There doesn’t seem to be any reason to celebrate living to 100

When I was a little girl, I imagined living to be 100 and running a sweet shop. I saw myself as one of those pink-cheeked old grannies with a grey bun that everyone adores – but the reality of very old age is often quite different, writes Jenny Eclair

Tuesday 28 September 2021 09:27
comments
<p>‘For every Captain Tom, there are many very elderly people who, given the choice, would rather quietly shuffle off this mortal coil’ </p>

‘For every Captain Tom, there are many very elderly people who, given the choice, would rather quietly shuffle off this mortal coil’

How do you feel about living to be 100 years old? Apparently the chances you might make it are increasing at an almost frightening rate.
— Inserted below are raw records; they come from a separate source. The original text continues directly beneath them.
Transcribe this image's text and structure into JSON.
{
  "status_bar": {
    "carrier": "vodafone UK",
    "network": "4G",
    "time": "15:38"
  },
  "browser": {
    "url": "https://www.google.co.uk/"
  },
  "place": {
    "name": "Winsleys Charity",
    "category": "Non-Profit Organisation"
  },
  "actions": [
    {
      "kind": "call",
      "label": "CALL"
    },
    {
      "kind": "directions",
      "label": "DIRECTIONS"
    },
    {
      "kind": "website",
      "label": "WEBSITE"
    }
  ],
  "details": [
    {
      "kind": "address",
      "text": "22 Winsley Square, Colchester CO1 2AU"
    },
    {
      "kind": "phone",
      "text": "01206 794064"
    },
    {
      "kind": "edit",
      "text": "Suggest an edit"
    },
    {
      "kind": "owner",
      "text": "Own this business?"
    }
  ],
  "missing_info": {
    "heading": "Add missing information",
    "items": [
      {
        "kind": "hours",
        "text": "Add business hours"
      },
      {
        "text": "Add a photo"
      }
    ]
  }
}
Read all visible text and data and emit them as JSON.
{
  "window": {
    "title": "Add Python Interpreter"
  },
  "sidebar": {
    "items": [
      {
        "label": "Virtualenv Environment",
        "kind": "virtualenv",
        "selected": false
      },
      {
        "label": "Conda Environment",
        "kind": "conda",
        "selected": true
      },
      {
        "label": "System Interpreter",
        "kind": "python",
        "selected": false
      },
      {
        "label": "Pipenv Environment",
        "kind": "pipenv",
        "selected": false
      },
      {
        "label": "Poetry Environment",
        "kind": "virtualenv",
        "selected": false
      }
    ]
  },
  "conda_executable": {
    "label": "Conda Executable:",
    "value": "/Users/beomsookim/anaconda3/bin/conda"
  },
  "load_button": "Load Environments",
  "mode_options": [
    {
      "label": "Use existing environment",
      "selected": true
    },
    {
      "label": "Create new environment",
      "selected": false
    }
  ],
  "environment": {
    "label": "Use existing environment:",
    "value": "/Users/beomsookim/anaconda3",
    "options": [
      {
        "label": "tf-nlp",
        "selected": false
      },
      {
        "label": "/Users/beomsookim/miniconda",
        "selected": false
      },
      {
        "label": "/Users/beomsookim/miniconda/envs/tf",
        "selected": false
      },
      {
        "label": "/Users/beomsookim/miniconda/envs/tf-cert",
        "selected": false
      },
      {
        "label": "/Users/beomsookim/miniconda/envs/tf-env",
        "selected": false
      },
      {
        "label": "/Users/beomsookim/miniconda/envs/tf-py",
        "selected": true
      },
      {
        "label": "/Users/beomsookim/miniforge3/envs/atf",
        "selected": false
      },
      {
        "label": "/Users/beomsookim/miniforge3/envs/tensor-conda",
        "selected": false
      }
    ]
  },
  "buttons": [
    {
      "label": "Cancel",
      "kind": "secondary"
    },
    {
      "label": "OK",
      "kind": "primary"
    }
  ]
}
Last year, in the UK, there was a year-on-year increase in centenarians of nearly 20 per cent, with women over 90 outnumbering men by more than double – and the highest proportion of both sexes living in Wales.
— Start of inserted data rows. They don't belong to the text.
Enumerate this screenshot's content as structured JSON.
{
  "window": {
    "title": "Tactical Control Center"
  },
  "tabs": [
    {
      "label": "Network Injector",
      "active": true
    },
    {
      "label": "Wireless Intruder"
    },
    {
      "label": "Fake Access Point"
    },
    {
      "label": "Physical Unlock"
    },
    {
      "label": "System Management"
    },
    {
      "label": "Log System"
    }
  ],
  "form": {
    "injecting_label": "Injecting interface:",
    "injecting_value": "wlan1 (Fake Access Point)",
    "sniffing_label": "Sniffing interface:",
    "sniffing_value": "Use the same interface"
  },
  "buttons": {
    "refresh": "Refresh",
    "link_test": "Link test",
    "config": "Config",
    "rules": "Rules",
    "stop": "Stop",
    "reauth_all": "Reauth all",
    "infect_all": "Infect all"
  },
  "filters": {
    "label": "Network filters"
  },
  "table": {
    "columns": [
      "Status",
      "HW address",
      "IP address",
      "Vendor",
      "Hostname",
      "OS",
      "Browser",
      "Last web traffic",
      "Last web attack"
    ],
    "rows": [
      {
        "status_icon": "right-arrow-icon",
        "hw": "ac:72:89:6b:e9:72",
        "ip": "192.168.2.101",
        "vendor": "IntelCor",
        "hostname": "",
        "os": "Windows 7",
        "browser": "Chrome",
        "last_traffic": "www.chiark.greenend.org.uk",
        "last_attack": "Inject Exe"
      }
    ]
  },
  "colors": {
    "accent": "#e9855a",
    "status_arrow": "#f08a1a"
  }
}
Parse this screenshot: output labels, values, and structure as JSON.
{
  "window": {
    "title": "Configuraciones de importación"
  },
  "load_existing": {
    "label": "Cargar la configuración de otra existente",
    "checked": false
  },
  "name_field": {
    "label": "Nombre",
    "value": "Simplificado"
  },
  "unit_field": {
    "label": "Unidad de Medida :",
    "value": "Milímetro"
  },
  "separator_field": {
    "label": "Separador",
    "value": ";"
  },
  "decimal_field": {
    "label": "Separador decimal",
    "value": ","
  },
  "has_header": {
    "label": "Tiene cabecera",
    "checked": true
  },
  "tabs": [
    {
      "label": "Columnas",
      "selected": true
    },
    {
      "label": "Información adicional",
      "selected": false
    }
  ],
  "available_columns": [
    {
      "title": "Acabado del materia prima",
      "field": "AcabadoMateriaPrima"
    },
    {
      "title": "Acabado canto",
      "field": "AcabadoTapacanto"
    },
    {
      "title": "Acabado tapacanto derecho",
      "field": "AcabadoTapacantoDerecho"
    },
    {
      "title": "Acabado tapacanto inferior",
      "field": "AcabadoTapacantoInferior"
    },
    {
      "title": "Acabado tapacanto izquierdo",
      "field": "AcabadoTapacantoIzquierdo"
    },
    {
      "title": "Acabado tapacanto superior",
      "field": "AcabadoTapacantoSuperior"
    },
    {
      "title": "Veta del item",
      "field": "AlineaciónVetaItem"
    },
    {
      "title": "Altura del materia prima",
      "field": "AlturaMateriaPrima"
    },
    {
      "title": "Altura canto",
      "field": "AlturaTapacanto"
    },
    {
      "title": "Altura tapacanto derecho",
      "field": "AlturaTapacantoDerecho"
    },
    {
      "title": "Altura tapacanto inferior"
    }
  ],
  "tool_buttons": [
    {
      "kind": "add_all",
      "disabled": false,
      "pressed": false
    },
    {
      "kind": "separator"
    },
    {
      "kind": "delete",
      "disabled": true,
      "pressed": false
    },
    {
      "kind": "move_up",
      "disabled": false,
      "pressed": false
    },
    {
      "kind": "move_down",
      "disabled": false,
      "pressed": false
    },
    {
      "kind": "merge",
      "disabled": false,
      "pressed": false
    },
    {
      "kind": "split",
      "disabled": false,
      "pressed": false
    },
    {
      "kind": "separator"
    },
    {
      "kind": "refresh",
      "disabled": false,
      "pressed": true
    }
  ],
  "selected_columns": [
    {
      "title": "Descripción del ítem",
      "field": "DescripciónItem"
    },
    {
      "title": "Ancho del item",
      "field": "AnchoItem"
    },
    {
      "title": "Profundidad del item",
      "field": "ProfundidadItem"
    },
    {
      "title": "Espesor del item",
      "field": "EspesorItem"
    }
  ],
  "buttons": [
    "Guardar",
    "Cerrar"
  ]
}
This stark rise surely owes a great deal to the baby boom following the First World War, improvements in social and housing care – and (obviously) some incredible advances in modern medicine. Covid will have given these figures a knock over the past 12 months, but the fact remains: getting that telegram off the Queen (or whoever) has never been more likely.

But how many of us really fancy it? When I was a little girl, I imagined living to be 100 and running a sweet shop. I saw myself as one of those powdery-pink-cheeked old grannies with a grey bun that everyone adores, but the reality of very old age is often quite different. My child’s eye view never factored in incontinence – or senility.
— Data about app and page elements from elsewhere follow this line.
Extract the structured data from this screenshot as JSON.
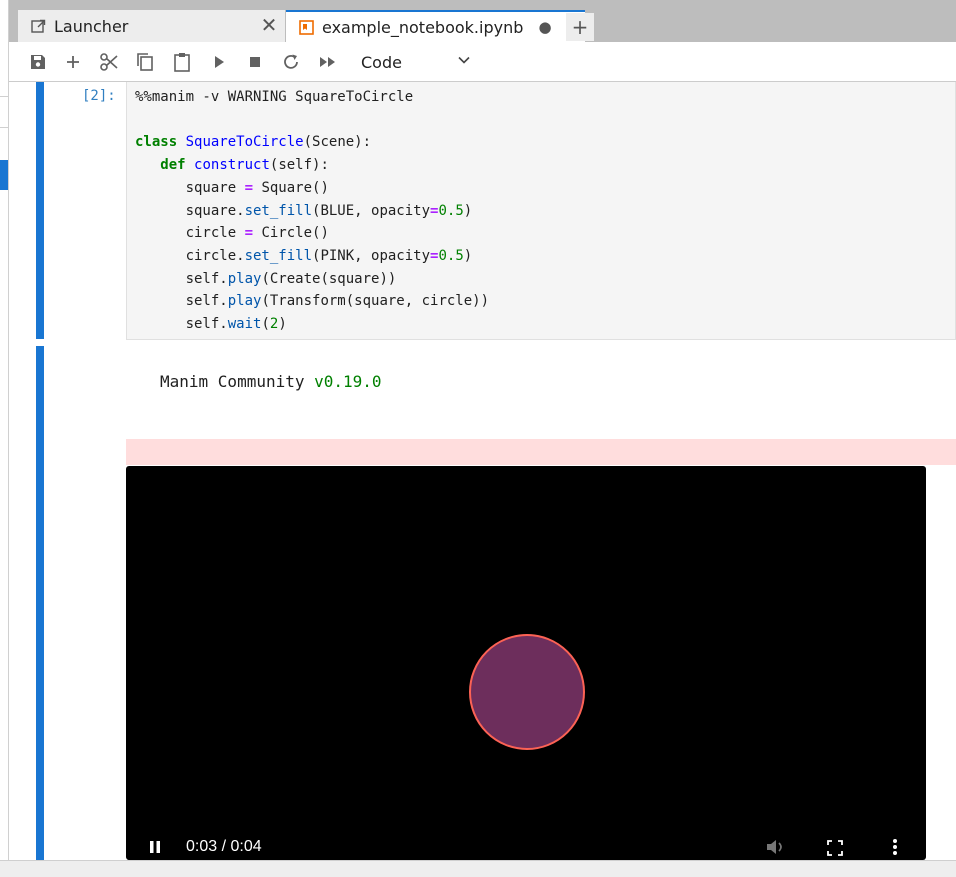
{
  "tabs": [
    {
      "label": "Launcher",
      "icon": "launcher-icon",
      "close": "✕"
    },
    {
      "label": "example_notebook.ipynb",
      "icon": "notebook-icon",
      "close": "●"
    }
  ],
  "tab_add": "+",
  "toolbar": {
    "buttons": [
      "save-icon",
      "add-cell-icon",
      "cut-icon",
      "copy-icon",
      "paste-icon",
      "run-icon",
      "stop-icon",
      "restart-icon",
      "run-all-icon"
    ],
    "cell_type": "Code"
  },
  "cell": {
    "prompt": "[2]:",
    "magic_line": "%%manim -v WARNING SquareToCircle"
  },
  "output": {
    "prefix": "Manim Community ",
    "version": "v0.19.0"
  },
  "video": {
    "time": "0:03 / 0:04"
  },
  "colors": {
    "accent": "#1976d2",
    "circle_fill": "#6d2e5c",
    "circle_stroke": "#fc6255",
    "stderr_bg": "#ffdddd"
  }
}
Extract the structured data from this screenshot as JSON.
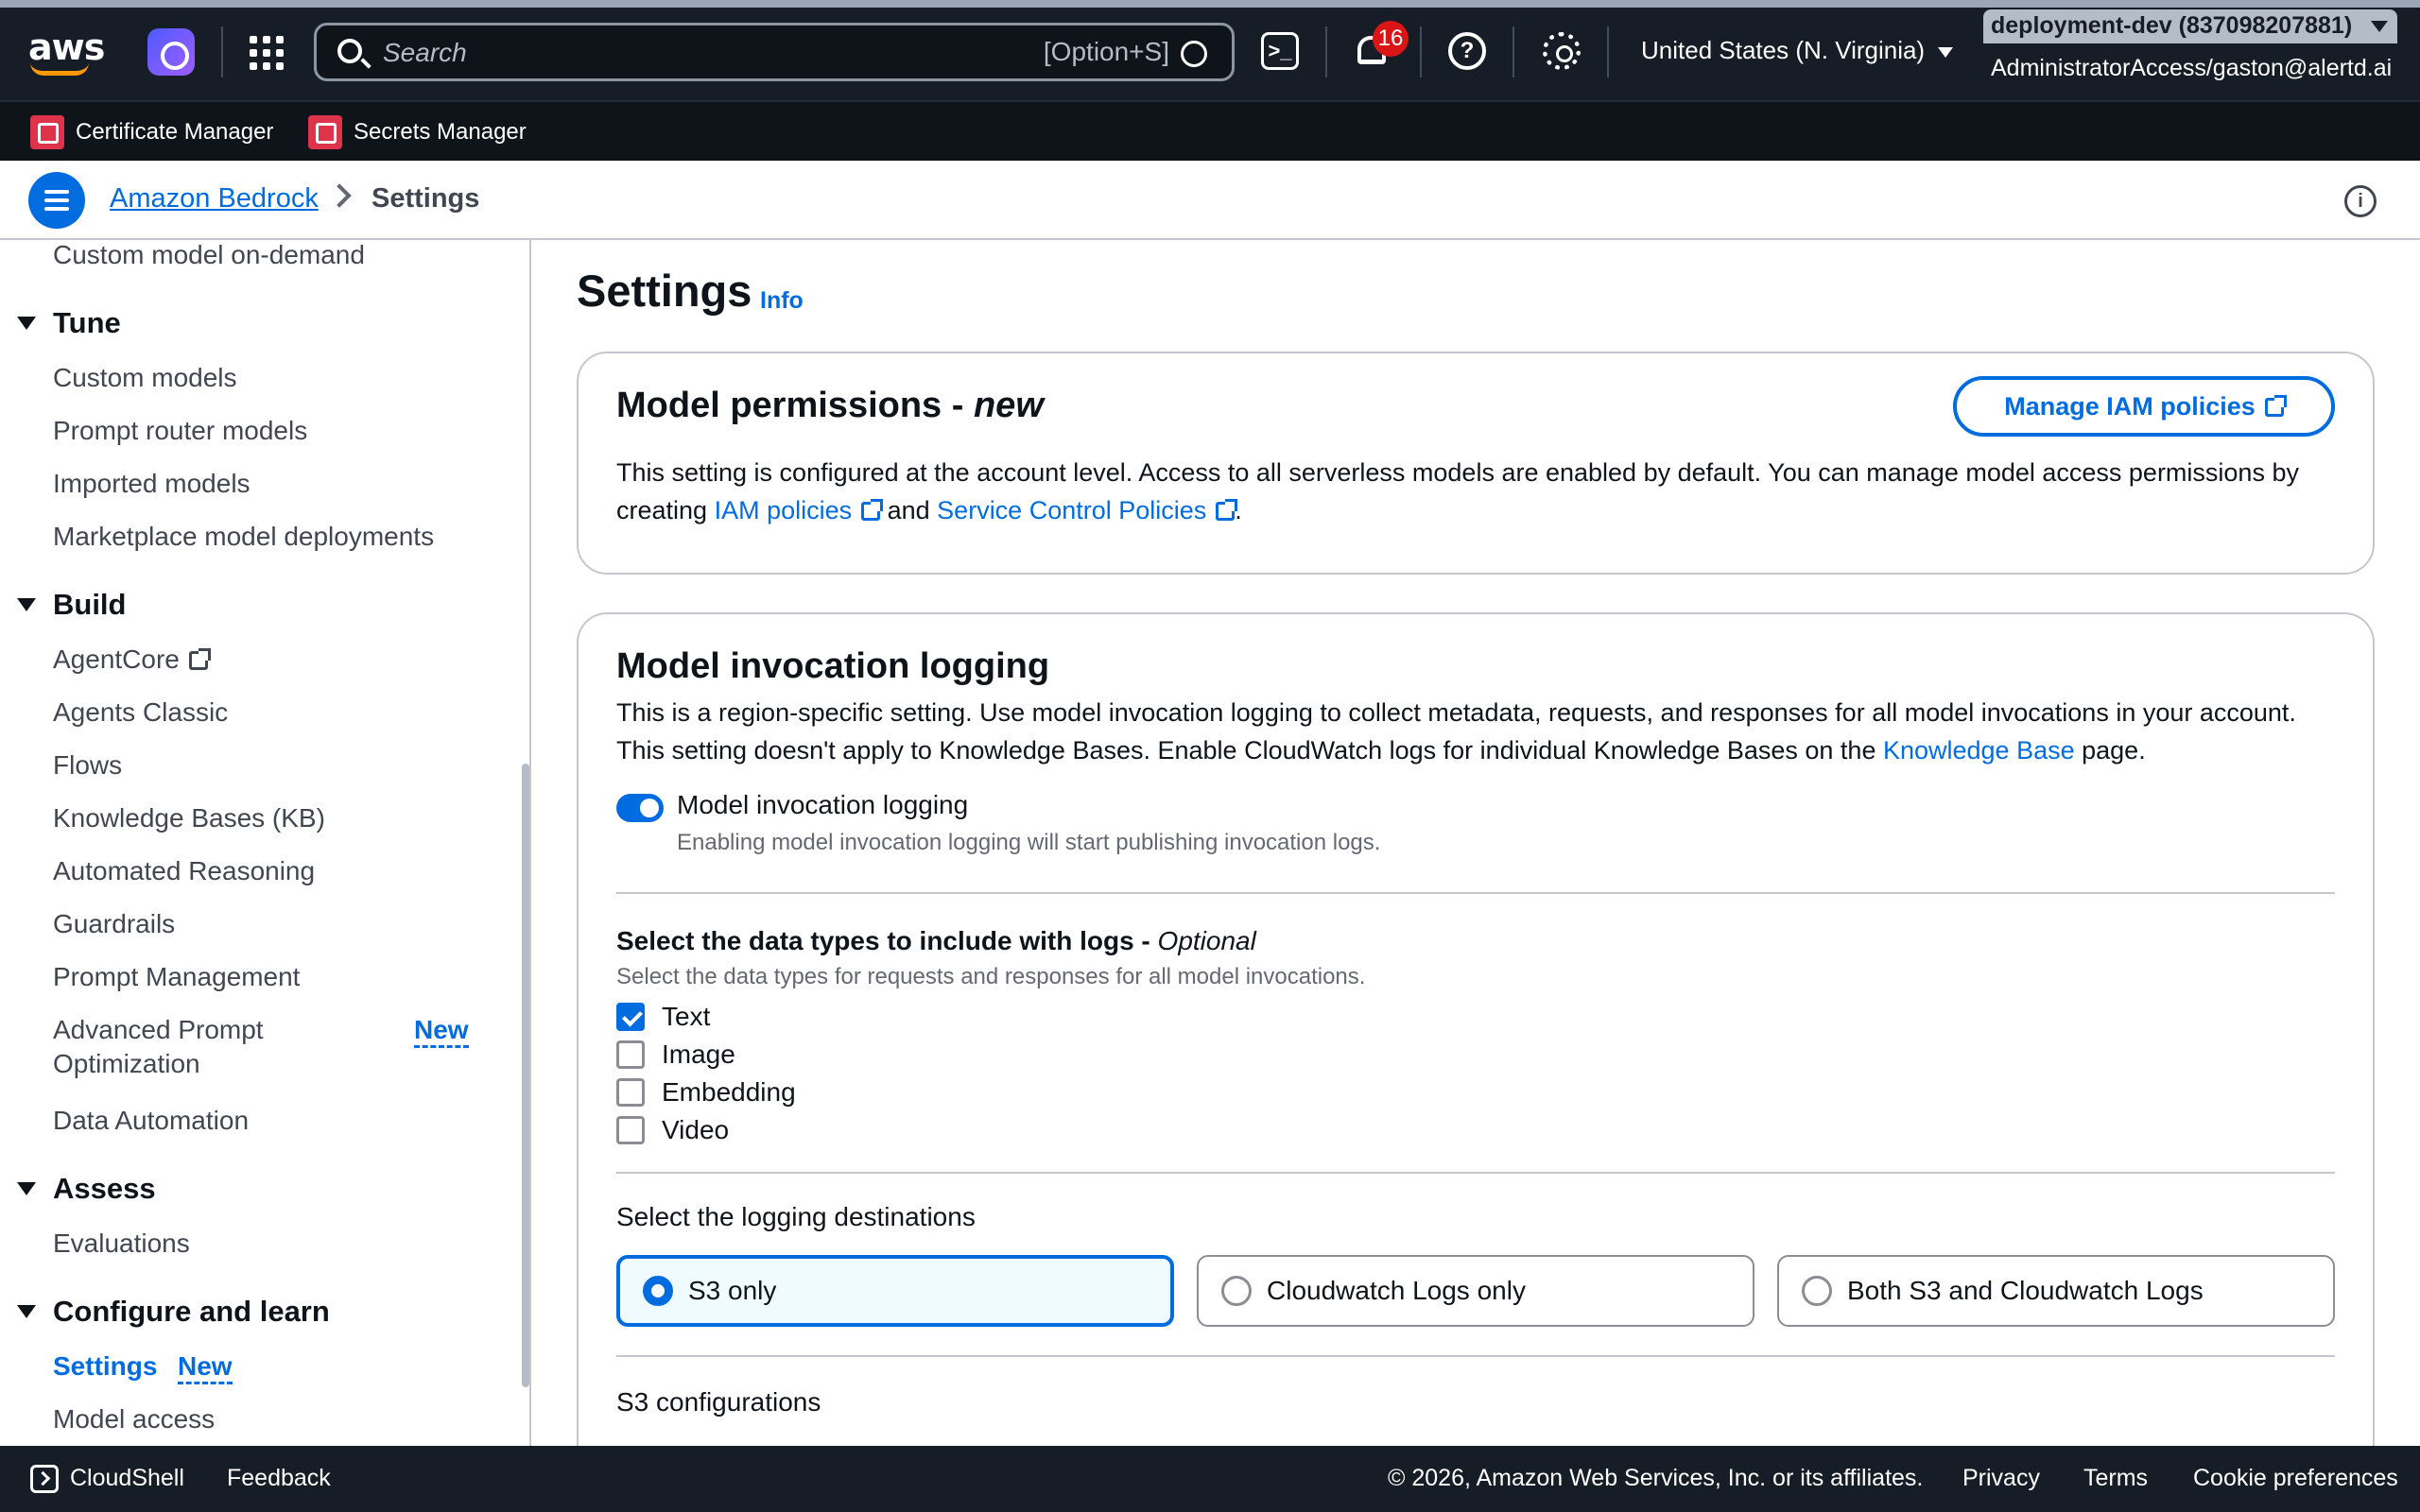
{
  "topnav": {
    "logo_text": "aws",
    "search_placeholder": "Search",
    "search_shortcut": "[Option+S]",
    "notifications_count": "16",
    "help_glyph": "?",
    "cloudshell_glyph": ">_",
    "region": "United States (N. Virginia)",
    "account": "deployment-dev (837098207881)",
    "role": "AdministratorAccess/gaston@alertd.ai"
  },
  "favorites": [
    {
      "label": "Certificate Manager"
    },
    {
      "label": "Secrets Manager"
    }
  ],
  "breadcrumb": {
    "service": "Amazon Bedrock",
    "current": "Settings",
    "info_glyph": "i"
  },
  "sidebar": {
    "top_item": "Custom model on-demand",
    "tune": {
      "label": "Tune",
      "items": [
        "Custom models",
        "Prompt router models",
        "Imported models",
        "Marketplace model deployments"
      ]
    },
    "build": {
      "label": "Build",
      "items": [
        "AgentCore",
        "Agents Classic",
        "Flows",
        "Knowledge Bases (KB)",
        "Automated Reasoning",
        "Guardrails",
        "Prompt Management",
        "Advanced Prompt",
        "Optimization",
        "Data Automation"
      ],
      "new_badge": "New"
    },
    "assess": {
      "label": "Assess",
      "items": [
        "Evaluations"
      ]
    },
    "configure": {
      "label": "Configure and learn",
      "items": [
        "Settings",
        "Model access"
      ],
      "new_badge": "New"
    }
  },
  "main": {
    "title": "Settings",
    "title_info": "Info",
    "permissions": {
      "heading": "Model permissions - ",
      "heading_em": "new",
      "button": "Manage IAM policies",
      "text_1": "This setting is configured at the account level. Access to all serverless models are enabled by default. You can manage model access permissions by creating ",
      "link_1": "IAM policies",
      "text_2": " and ",
      "link_2": "Service Control Policies",
      "text_3": "."
    },
    "logging": {
      "heading": "Model invocation logging",
      "text_1": "This is a region-specific setting. Use model invocation logging to collect metadata, requests, and responses for all model invocations in your account. This setting doesn't apply to Knowledge Bases. Enable CloudWatch logs for individual Knowledge Bases on the ",
      "link": "Knowledge Base",
      "text_2": " page.",
      "toggle_label": "Model invocation logging",
      "toggle_desc": "Enabling model invocation logging will start publishing invocation logs.",
      "data_types_label": "Select the data types to include with logs - ",
      "data_types_optional": "Optional",
      "data_types_desc": "Select the data types for requests and responses for all model invocations.",
      "data_types": [
        {
          "label": "Text",
          "checked": true
        },
        {
          "label": "Image",
          "checked": false
        },
        {
          "label": "Embedding",
          "checked": false
        },
        {
          "label": "Video",
          "checked": false
        }
      ],
      "dest_label": "Select the logging destinations",
      "destinations": [
        {
          "label": "S3 only",
          "selected": true
        },
        {
          "label": "Cloudwatch Logs only",
          "selected": false
        },
        {
          "label": "Both S3 and Cloudwatch Logs",
          "selected": false
        }
      ],
      "s3_label": "S3 configurations"
    }
  },
  "footer": {
    "cloudshell": "CloudShell",
    "feedback": "Feedback",
    "copyright": "© 2026, Amazon Web Services, Inc. or its affiliates.",
    "privacy": "Privacy",
    "terms": "Terms",
    "cookies": "Cookie preferences"
  }
}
Join our new commenting forum

Join thought-provoking conversations, follow other Independent readers and see their replies

View comments